Find the lines of the listing that contain the string "email", and return them.

*** Material supplied Section Begins ***

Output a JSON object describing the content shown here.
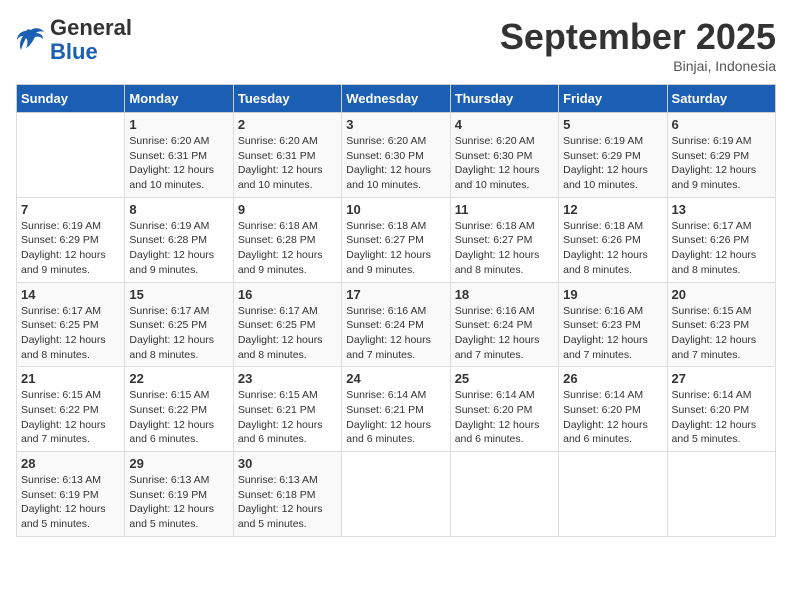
{
  "logo": {
    "text_general": "General",
    "text_blue": "Blue"
  },
  "title": "September 2025",
  "location": "Binjai, Indonesia",
  "weekdays": [
    "Sunday",
    "Monday",
    "Tuesday",
    "Wednesday",
    "Thursday",
    "Friday",
    "Saturday"
  ],
  "weeks": [
    [
      {
        "day": "",
        "info": ""
      },
      {
        "day": "1",
        "info": "Sunrise: 6:20 AM\nSunset: 6:31 PM\nDaylight: 12 hours\nand 10 minutes."
      },
      {
        "day": "2",
        "info": "Sunrise: 6:20 AM\nSunset: 6:31 PM\nDaylight: 12 hours\nand 10 minutes."
      },
      {
        "day": "3",
        "info": "Sunrise: 6:20 AM\nSunset: 6:30 PM\nDaylight: 12 hours\nand 10 minutes."
      },
      {
        "day": "4",
        "info": "Sunrise: 6:20 AM\nSunset: 6:30 PM\nDaylight: 12 hours\nand 10 minutes."
      },
      {
        "day": "5",
        "info": "Sunrise: 6:19 AM\nSunset: 6:29 PM\nDaylight: 12 hours\nand 10 minutes."
      },
      {
        "day": "6",
        "info": "Sunrise: 6:19 AM\nSunset: 6:29 PM\nDaylight: 12 hours\nand 9 minutes."
      }
    ],
    [
      {
        "day": "7",
        "info": "Sunrise: 6:19 AM\nSunset: 6:29 PM\nDaylight: 12 hours\nand 9 minutes."
      },
      {
        "day": "8",
        "info": "Sunrise: 6:19 AM\nSunset: 6:28 PM\nDaylight: 12 hours\nand 9 minutes."
      },
      {
        "day": "9",
        "info": "Sunrise: 6:18 AM\nSunset: 6:28 PM\nDaylight: 12 hours\nand 9 minutes."
      },
      {
        "day": "10",
        "info": "Sunrise: 6:18 AM\nSunset: 6:27 PM\nDaylight: 12 hours\nand 9 minutes."
      },
      {
        "day": "11",
        "info": "Sunrise: 6:18 AM\nSunset: 6:27 PM\nDaylight: 12 hours\nand 8 minutes."
      },
      {
        "day": "12",
        "info": "Sunrise: 6:18 AM\nSunset: 6:26 PM\nDaylight: 12 hours\nand 8 minutes."
      },
      {
        "day": "13",
        "info": "Sunrise: 6:17 AM\nSunset: 6:26 PM\nDaylight: 12 hours\nand 8 minutes."
      }
    ],
    [
      {
        "day": "14",
        "info": "Sunrise: 6:17 AM\nSunset: 6:25 PM\nDaylight: 12 hours\nand 8 minutes."
      },
      {
        "day": "15",
        "info": "Sunrise: 6:17 AM\nSunset: 6:25 PM\nDaylight: 12 hours\nand 8 minutes."
      },
      {
        "day": "16",
        "info": "Sunrise: 6:17 AM\nSunset: 6:25 PM\nDaylight: 12 hours\nand 8 minutes."
      },
      {
        "day": "17",
        "info": "Sunrise: 6:16 AM\nSunset: 6:24 PM\nDaylight: 12 hours\nand 7 minutes."
      },
      {
        "day": "18",
        "info": "Sunrise: 6:16 AM\nSunset: 6:24 PM\nDaylight: 12 hours\nand 7 minutes."
      },
      {
        "day": "19",
        "info": "Sunrise: 6:16 AM\nSunset: 6:23 PM\nDaylight: 12 hours\nand 7 minutes."
      },
      {
        "day": "20",
        "info": "Sunrise: 6:15 AM\nSunset: 6:23 PM\nDaylight: 12 hours\nand 7 minutes."
      }
    ],
    [
      {
        "day": "21",
        "info": "Sunrise: 6:15 AM\nSunset: 6:22 PM\nDaylight: 12 hours\nand 7 minutes."
      },
      {
        "day": "22",
        "info": "Sunrise: 6:15 AM\nSunset: 6:22 PM\nDaylight: 12 hours\nand 6 minutes."
      },
      {
        "day": "23",
        "info": "Sunrise: 6:15 AM\nSunset: 6:21 PM\nDaylight: 12 hours\nand 6 minutes."
      },
      {
        "day": "24",
        "info": "Sunrise: 6:14 AM\nSunset: 6:21 PM\nDaylight: 12 hours\nand 6 minutes."
      },
      {
        "day": "25",
        "info": "Sunrise: 6:14 AM\nSunset: 6:20 PM\nDaylight: 12 hours\nand 6 minutes."
      },
      {
        "day": "26",
        "info": "Sunrise: 6:14 AM\nSunset: 6:20 PM\nDaylight: 12 hours\nand 6 minutes."
      },
      {
        "day": "27",
        "info": "Sunrise: 6:14 AM\nSunset: 6:20 PM\nDaylight: 12 hours\nand 5 minutes."
      }
    ],
    [
      {
        "day": "28",
        "info": "Sunrise: 6:13 AM\nSunset: 6:19 PM\nDaylight: 12 hours\nand 5 minutes."
      },
      {
        "day": "29",
        "info": "Sunrise: 6:13 AM\nSunset: 6:19 PM\nDaylight: 12 hours\nand 5 minutes."
      },
      {
        "day": "30",
        "info": "Sunrise: 6:13 AM\nSunset: 6:18 PM\nDaylight: 12 hours\nand 5 minutes."
      },
      {
        "day": "",
        "info": ""
      },
      {
        "day": "",
        "info": ""
      },
      {
        "day": "",
        "info": ""
      },
      {
        "day": "",
        "info": ""
      }
    ]
  ]
}
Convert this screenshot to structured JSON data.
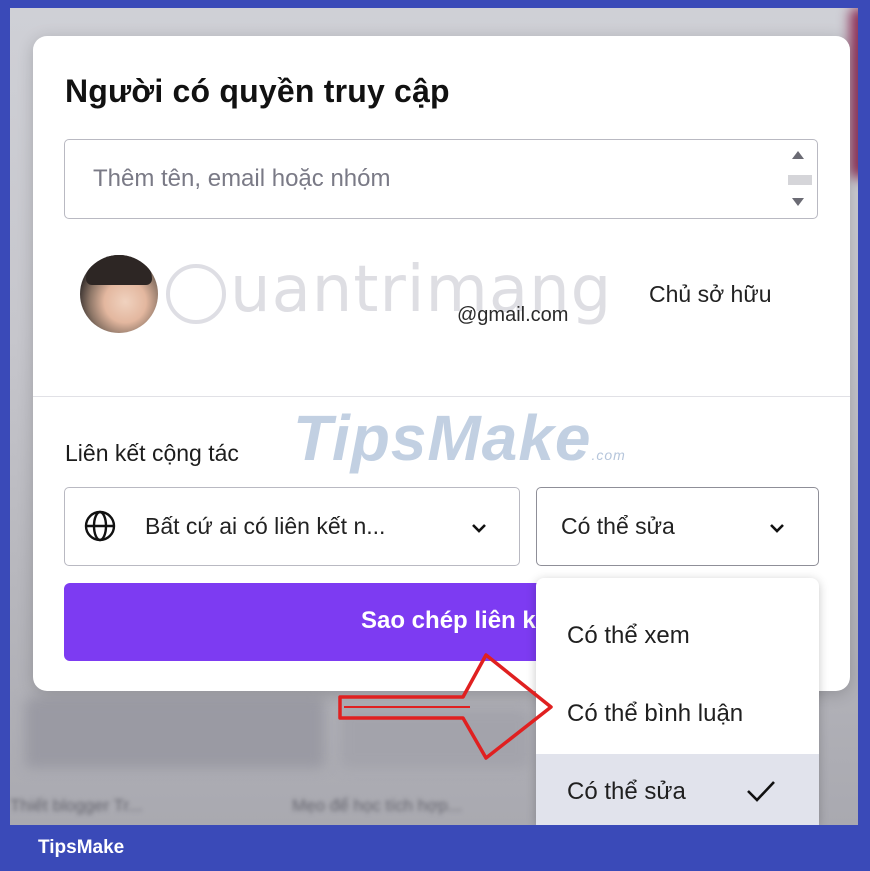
{
  "dialog": {
    "title": "Người có quyền truy cập",
    "search_placeholder": "Thêm tên, email hoặc nhóm"
  },
  "member": {
    "email": "@gmail.com",
    "role": "Chủ sở hữu"
  },
  "watermarks": {
    "site_text": "uantrimang",
    "brand_text": "TipsMake",
    "brand_suffix": ".com"
  },
  "collaboration": {
    "label": "Liên kết cộng tác",
    "link_access": "Bất cứ ai có liên kết n...",
    "permission": "Có thể sửa",
    "copy_button": "Sao chép liên kế"
  },
  "permission_menu": {
    "items": [
      {
        "label": "Có thể xem",
        "selected": false
      },
      {
        "label": "Có thể bình luận",
        "selected": false
      },
      {
        "label": "Có thể sửa",
        "selected": true
      }
    ]
  },
  "background_text": [
    "Thiết blogger Tr...",
    "Mẹo để học tích hợp..."
  ],
  "footer": {
    "brand": "TipsMake"
  },
  "colors": {
    "frame": "#3a4ab8",
    "primary_button": "#7d3bf2",
    "annotation_arrow": "#e02020",
    "selected_item_bg": "#e1e3ec"
  },
  "icons": [
    "globe-icon",
    "chevron-down-icon",
    "check-icon",
    "scroll-up-icon",
    "scroll-down-icon",
    "red-arrow-annotation"
  ]
}
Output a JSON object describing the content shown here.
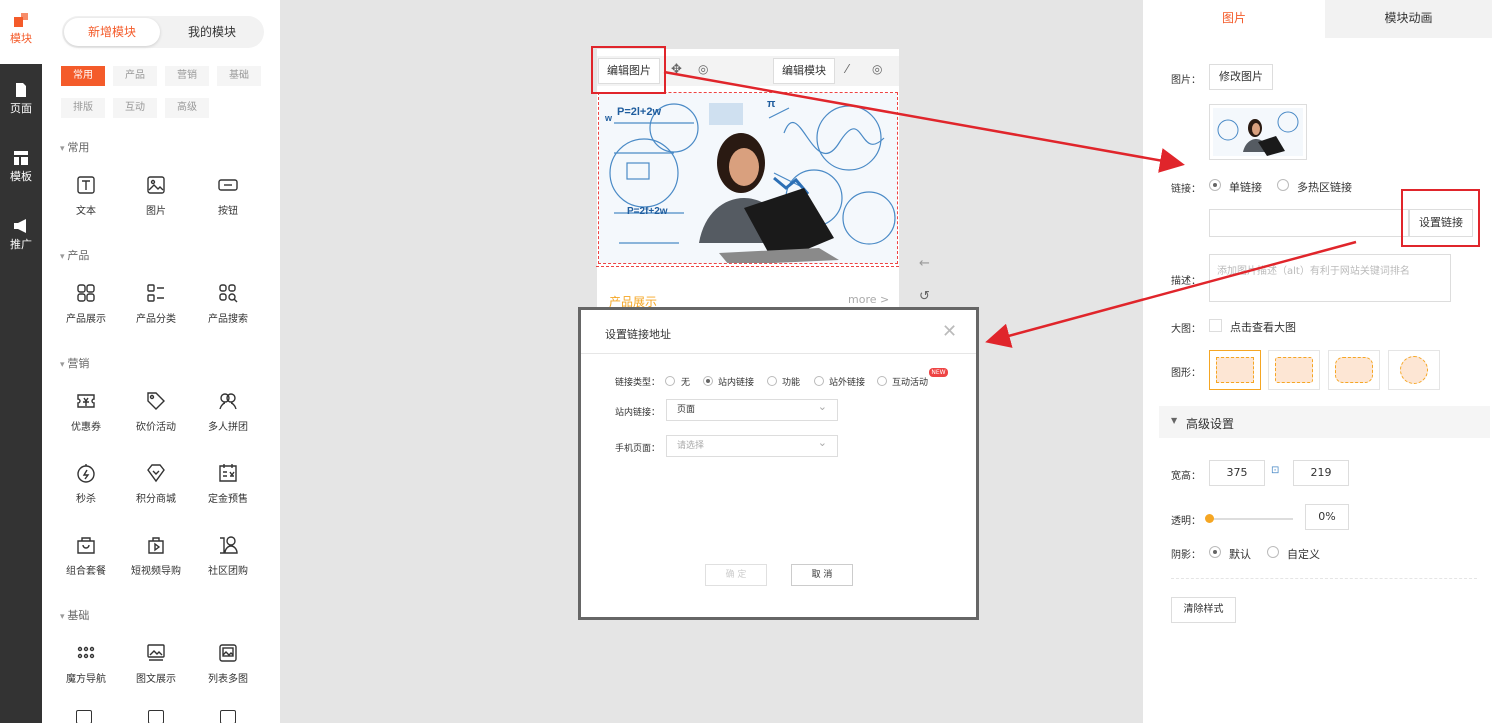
{
  "colors": {
    "accent": "#f45b2a",
    "annotation": "#e0252b",
    "nav_bg": "#333333"
  },
  "nav": [
    {
      "label": "模块",
      "icon": "blocks-icon"
    },
    {
      "label": "页面",
      "icon": "page-icon"
    },
    {
      "label": "模板",
      "icon": "template-icon"
    },
    {
      "label": "推广",
      "icon": "megaphone-icon"
    }
  ],
  "panel": {
    "tabs": [
      "新增模块",
      "我的模块"
    ],
    "chips": [
      "常用",
      "产品",
      "营销",
      "基础",
      "排版",
      "互动",
      "高级"
    ],
    "sections": {
      "common": {
        "title": "常用",
        "items": [
          "文本",
          "图片",
          "按钮"
        ]
      },
      "product": {
        "title": "产品",
        "items": [
          "产品展示",
          "产品分类",
          "产品搜索"
        ]
      },
      "marketing": {
        "title": "营销",
        "items": [
          "优惠券",
          "砍价活动",
          "多人拼团",
          "秒杀",
          "积分商城",
          "定金预售",
          "组合套餐",
          "短视频导购",
          "社区团购"
        ]
      },
      "basic": {
        "title": "基础",
        "items": [
          "魔方导航",
          "图文展示",
          "列表多图"
        ]
      }
    }
  },
  "preview": {
    "edit_image": "编辑图片",
    "edit_module": "编辑模块",
    "product_title": "产品展示",
    "more": "more >",
    "hero_texts": [
      "P=2l+2w",
      "P=2f+2w",
      "π",
      "w"
    ]
  },
  "modal": {
    "title": "设置链接地址",
    "link_type_label": "链接类型：",
    "link_types": [
      "无",
      "站内链接",
      "功能",
      "站外链接",
      "互动活动"
    ],
    "new_badge": "NEW",
    "internal_label": "站内链接：",
    "internal_value": "页面",
    "mobile_label": "手机页面：",
    "mobile_placeholder": "请选择",
    "ok": "确 定",
    "cancel": "取 消"
  },
  "right": {
    "tabs": [
      "图片",
      "模块动画"
    ],
    "image_label": "图片：",
    "change_image": "修改图片",
    "link_label": "链接：",
    "link_options": [
      "单链接",
      "多热区链接"
    ],
    "set_link": "设置链接",
    "desc_label": "描述：",
    "desc_placeholder": "添加图片描述（alt）有利于网站关键词排名",
    "big_label": "大图：",
    "big_text": "点击查看大图",
    "shape_label": "图形：",
    "advanced": "高级设置",
    "size_label": "宽高：",
    "width": "375",
    "height": "219",
    "opacity_label": "透明：",
    "opacity_value": "0%",
    "shadow_label": "阴影：",
    "shadow_options": [
      "默认",
      "自定义"
    ],
    "clear": "清除样式"
  }
}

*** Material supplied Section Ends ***

**Exercise response:**
    "search_placeholder": "Thêm tên, email hoặc nhóm"
    "email": "@gmail.com",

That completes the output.